_Data to process_
____________

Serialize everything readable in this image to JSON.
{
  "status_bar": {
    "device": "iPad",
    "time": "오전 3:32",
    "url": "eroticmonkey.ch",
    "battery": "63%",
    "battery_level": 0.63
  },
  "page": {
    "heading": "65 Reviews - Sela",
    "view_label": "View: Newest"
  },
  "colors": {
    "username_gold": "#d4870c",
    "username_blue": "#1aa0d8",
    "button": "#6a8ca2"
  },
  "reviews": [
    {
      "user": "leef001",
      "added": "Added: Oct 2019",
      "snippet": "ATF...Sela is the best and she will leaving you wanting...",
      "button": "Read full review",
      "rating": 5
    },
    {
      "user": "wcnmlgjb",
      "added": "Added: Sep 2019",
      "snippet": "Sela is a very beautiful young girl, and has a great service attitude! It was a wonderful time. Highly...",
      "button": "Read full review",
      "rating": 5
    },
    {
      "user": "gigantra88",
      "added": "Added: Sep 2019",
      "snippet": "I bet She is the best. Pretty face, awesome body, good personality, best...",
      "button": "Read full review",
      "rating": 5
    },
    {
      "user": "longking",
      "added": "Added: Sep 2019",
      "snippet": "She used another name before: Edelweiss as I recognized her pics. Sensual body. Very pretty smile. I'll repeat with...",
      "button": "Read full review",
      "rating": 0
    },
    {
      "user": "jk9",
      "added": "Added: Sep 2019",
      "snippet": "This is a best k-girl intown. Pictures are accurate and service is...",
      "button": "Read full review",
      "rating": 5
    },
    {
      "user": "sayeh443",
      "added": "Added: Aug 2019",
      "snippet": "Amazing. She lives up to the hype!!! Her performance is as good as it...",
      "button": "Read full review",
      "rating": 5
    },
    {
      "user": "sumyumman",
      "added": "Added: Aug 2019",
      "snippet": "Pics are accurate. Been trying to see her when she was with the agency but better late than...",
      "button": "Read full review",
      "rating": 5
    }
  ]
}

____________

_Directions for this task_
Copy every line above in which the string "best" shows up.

_Reply_
      "snippet": "ATF...Sela is the best and she will leaving you wanting...",
      "snippet": "I bet She is the best. Pretty face, awesome body, good personality, best...",
      "snippet": "This is a best k-girl intown. Pictures are accurate and service is...",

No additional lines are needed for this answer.